Background on Back Pain
The low back is the most common site of pain in the population. In swimming, the low back is one of the top five sites of injury. This site of injury used to be exclusive to adults, but over recent years the amount of cases has increased in the pediatric and adolescent population.
It is likely this increase is due to an increase in sports specialization. Adolescents are specializing in sports at a younger age, leading to increases in repetitive and overuse injuries.
What was done
The researchers provided a detailed background on back pain in kids.
It seems an increase in low-back pain increases with an increase in sports participation. In kids, the spine is still growing as bones have not ossified (hardened). This increases their risk for repetitive injuries.
Moreover, weak abdominal muscles and tight hip flexors may contribute to an increase in lordosis, which increases the amount of compressive load on the posterior elements of the spine. Athletes who participate in sports with repetitive extension (dolphin kick, butterfly) are thought to have a higher risk of low back pain.
The most common injuries to the low back include acute disc herniation, apophyseal ring fracture, strains, sprains, contusions, spondylolysis (defect of the pars interarticularis), spondylolisthesis (forward translation of one vertebra relative to the below segment), and lordotic low back pain.
A rise in low back pain in the pediatric and adolescent population is suggested to be correlated with an increase in sports specialization at a younger age.
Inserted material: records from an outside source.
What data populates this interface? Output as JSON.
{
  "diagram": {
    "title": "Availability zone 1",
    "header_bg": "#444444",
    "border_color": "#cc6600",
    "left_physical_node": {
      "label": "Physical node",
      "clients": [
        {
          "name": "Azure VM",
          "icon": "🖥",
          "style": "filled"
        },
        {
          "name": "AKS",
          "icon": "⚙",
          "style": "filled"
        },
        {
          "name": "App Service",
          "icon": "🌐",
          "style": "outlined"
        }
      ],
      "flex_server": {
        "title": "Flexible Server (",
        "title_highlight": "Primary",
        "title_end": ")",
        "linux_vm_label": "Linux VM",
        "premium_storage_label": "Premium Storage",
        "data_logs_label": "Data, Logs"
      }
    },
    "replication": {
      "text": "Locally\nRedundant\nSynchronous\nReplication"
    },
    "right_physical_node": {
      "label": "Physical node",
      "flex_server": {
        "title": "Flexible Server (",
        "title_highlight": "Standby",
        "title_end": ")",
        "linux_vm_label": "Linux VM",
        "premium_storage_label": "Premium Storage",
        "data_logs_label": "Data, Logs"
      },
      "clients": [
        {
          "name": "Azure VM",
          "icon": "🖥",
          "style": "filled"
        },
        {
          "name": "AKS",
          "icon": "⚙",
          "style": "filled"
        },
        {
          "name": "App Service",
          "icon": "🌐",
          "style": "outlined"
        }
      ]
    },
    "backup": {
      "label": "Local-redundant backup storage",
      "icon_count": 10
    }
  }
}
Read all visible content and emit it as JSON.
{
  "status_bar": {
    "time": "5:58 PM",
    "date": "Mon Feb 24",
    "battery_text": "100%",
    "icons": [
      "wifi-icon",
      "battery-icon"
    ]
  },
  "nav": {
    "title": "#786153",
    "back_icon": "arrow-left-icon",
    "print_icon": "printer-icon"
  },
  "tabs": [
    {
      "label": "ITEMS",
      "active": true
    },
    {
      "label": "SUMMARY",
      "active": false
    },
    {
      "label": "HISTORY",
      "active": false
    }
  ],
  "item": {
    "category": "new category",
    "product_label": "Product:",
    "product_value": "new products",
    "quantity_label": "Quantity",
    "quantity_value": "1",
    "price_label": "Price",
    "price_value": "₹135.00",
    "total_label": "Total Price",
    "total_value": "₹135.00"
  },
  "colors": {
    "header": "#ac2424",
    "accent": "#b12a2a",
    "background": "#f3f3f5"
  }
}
Most of these injuries improve with proper conservative treatment but can be serious if not treated.
Swimming is a repetitive exercise requiring high training volumes. To combat this overuse, it is essential for swimmers to utilize a proper prevention dry-land program. Moreover, this program should focus on exercise outside the movement patterns associated with swimming to prevent continued overuse outside the pool
- Haus BM, Micheli LJ. Back pain in the pediatric and adolescent athlete.
Clin Sports Med. 2012 Jul;31(3):423-40. Epub 2012 May 3. No abstract available.
Originally Posted July 2012